The Giant’s face went purple, the veins stood out on his neck and his huge biceps and forearms trembled as he strained to break Ali’s grip. But he could not move it an inch. There was the quality of steel in the muscles of Ali.
“Know, O Amr”, said Ali gently, “that victory and defeat depend upon the will of Allah. Accept Islam! Thus not only will your life be spared, but you will also enjoy the blessings of Allah in this life and the next.” Ali drew a sharp dagger from his waistband and held it close to Amr’s throat.
But this was more than the Giant could take. Was he whom Arabia considered her greatest champion to live the rest of his life under the shadow of defeat and disgrace? Was it to be said of him that he saved his life in personal combat by submitting to the conditions of his opponent? No! He, Amr bin Abdu Wud, had lived by the sword. He would perish by the sword. A life spent in violence must end with violence. He gathered the spittle in his mouth and spat into the face of Ali! He knew what would happen. He knew that there would be a sharp intake of breath, that Ali’s right arm would shoot into the air and then plunge the dagger into his throat. Amr was a brave man and could face death without flinching. He arched his back and raised his chin to offer his throat to Ali, for he knew what was to come. At least he thought he knew!
But what happened next left him even more bewildered. Ali rose calmly from Amr’s chest, wiped his face, and stood a few paces away, gazing solemnly at his adversary. “Know, O Amr, I only kill in the way of Allah and not for any private motive. Since you spat in my face, my killing you now may be from a desire for personal vengeance. So I spare your life. Rise and return to your people!”
The Giant rose. But there was no question of his returning to his people a loser. He would live a victor, or not at all. Intending to make one last attempt at victory, he picked up his sword and rushed at Ali. Perhaps he would catch Ali unawares.
Ali had just enough time to pick up his sword and shield and prepare for the fresh assault. The blow which the Giant now delivered in furious desperation was the most savage blow of the encounter. His sword shattered Ali’s shield, but in doing so lost its force and impetus, and could then do no more than inflict a shallow cut on Ali’s temple. The wound was too slight to worry Ali. Before the Giant could raise his sword again, the Zulfiqar flashed in the sunlight, and it’s tip slashed open the Giant’s throat. The blood of the Giant gushed forth like a fountain.
For a moment the Giant stood motionless. Then his body began to sway as if he was drunk. And then he fell on his face with a crash and lay still.
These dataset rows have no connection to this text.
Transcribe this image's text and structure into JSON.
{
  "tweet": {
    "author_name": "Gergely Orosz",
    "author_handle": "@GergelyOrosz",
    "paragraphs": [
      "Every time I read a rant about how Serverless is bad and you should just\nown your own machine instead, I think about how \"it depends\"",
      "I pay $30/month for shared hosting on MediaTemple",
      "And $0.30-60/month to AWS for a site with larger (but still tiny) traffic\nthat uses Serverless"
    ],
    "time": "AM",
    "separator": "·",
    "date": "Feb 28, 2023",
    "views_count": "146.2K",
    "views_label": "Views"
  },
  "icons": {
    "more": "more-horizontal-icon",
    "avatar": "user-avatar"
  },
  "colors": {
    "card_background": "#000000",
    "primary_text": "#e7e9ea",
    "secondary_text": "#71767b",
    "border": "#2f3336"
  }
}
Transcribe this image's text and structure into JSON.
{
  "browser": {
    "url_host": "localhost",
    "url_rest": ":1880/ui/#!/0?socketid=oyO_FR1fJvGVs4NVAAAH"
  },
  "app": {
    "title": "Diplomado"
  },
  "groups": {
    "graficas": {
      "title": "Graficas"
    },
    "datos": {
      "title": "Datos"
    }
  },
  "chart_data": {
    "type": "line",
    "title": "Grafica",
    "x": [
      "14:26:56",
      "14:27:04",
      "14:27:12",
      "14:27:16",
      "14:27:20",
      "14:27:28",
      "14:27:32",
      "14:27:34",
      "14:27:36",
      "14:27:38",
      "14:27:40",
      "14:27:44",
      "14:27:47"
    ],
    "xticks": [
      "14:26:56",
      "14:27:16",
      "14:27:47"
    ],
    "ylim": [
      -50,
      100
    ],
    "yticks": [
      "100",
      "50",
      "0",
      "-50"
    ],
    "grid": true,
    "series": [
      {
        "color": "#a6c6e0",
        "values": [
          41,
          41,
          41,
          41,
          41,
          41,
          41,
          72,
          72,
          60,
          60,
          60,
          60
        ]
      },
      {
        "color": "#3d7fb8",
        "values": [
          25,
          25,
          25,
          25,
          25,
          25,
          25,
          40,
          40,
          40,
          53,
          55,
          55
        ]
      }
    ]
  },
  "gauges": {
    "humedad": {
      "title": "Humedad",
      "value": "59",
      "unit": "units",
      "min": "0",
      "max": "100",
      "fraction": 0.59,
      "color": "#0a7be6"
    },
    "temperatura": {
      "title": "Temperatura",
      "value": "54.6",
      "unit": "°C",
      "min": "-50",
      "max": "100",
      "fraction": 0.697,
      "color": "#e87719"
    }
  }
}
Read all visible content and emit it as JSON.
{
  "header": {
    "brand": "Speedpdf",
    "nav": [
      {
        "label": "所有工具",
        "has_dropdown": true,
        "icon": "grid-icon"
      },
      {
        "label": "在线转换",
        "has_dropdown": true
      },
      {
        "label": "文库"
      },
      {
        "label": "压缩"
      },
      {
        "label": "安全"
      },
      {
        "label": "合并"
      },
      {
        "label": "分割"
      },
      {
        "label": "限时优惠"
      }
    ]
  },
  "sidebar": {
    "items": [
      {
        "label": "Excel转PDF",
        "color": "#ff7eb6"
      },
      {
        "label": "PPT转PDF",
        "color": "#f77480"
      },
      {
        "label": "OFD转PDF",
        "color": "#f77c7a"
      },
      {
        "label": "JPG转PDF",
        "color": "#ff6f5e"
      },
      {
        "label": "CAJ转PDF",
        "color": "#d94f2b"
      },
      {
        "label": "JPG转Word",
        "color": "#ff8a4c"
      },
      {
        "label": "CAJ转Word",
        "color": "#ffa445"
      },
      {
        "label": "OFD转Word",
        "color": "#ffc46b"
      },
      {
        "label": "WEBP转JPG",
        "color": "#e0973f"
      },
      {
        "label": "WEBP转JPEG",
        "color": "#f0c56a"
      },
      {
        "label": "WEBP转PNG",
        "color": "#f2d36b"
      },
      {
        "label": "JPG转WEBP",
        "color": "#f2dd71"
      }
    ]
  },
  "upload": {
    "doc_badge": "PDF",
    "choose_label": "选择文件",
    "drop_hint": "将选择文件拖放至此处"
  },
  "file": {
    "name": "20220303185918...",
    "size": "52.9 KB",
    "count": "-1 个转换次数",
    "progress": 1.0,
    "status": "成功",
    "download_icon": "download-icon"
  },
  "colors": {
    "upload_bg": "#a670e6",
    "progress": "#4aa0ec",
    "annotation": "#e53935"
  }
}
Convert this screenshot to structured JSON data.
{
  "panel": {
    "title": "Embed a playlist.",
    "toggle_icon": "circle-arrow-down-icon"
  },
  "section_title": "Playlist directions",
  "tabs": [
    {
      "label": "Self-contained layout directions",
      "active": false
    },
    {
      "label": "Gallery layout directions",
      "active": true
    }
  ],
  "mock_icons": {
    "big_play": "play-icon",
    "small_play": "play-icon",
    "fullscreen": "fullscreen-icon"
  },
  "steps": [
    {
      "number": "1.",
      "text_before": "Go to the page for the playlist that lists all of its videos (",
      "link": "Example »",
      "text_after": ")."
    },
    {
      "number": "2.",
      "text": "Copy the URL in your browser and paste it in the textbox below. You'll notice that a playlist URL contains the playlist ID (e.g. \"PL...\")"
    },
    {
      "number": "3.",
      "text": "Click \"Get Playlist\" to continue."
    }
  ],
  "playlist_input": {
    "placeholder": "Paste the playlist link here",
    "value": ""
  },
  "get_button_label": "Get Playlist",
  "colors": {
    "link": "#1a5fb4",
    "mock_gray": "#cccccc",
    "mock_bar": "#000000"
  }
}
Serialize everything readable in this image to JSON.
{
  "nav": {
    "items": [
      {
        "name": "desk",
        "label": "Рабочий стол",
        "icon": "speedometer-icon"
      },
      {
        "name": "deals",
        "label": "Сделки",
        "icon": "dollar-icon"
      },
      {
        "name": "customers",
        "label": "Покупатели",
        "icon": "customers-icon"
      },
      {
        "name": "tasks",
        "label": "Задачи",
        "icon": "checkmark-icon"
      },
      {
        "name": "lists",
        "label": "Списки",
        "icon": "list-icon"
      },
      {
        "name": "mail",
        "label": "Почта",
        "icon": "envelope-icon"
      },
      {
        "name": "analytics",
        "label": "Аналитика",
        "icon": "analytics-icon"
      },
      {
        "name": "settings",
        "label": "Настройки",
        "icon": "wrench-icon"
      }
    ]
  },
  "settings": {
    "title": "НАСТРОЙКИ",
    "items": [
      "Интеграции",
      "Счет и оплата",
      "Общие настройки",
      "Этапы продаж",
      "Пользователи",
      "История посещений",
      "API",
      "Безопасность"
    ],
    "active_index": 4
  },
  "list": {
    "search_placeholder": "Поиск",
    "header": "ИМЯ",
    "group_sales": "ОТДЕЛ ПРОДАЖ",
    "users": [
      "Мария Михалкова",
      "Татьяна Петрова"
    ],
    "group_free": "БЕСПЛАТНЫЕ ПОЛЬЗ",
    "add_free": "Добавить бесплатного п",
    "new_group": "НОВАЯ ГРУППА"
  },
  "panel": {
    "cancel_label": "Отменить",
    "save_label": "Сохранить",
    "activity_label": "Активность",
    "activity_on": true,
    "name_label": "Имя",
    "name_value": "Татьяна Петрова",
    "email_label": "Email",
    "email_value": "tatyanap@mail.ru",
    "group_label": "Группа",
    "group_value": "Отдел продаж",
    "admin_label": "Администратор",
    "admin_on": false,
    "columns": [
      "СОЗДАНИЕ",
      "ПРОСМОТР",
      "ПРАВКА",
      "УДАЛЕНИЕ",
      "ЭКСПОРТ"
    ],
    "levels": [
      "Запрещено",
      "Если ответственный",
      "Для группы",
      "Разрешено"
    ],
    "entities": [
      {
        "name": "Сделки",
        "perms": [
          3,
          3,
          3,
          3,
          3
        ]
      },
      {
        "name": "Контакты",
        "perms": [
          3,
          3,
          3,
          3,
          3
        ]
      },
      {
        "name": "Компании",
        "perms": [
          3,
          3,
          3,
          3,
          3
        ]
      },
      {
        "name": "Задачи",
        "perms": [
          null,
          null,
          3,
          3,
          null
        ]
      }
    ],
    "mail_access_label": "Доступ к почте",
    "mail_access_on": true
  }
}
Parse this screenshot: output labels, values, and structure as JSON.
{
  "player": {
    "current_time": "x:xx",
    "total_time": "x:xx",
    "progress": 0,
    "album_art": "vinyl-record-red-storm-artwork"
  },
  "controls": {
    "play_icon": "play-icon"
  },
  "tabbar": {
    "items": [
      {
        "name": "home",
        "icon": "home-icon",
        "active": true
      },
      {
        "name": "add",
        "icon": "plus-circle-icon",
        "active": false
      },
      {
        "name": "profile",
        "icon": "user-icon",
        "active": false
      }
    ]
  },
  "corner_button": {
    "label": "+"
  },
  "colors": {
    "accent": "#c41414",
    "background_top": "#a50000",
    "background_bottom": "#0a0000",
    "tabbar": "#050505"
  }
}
The earth did not shake with the impact of that colossal body. The earth is too big. But the hill of Sil’a shook with the cry of Allah-o-Akbar that thundered from 2,000 Muslim throats. The triumphant cry echoed through the length and breadth of the valley before it faded away into the stillness of the desert.
The Muslim group now rushed at the six remaining Quraish. In the sword fighting that ensued, one more Quraish was killed and one Muslim fell. A few minutes later the Quraish group turned and hastily withdrew across the ditch. Ikrimah dropped his spear as he jumped the ditch, on which Hassaan the Poet wrote many a rude verse. A man known as Nofal bin Abdullah, a cousin of Khalid’s, was not successful in clearing the ditch and fell into it. Before he could rise, the Muslims were on the bank and hurling stones at him. Nofal wailed, “O Arabs! Surely death is better than this!” Thereupon Ali obliged the man by descending into the ditch and cutting off his head.
Extract from The sword of Allah – Khalid bin Waleed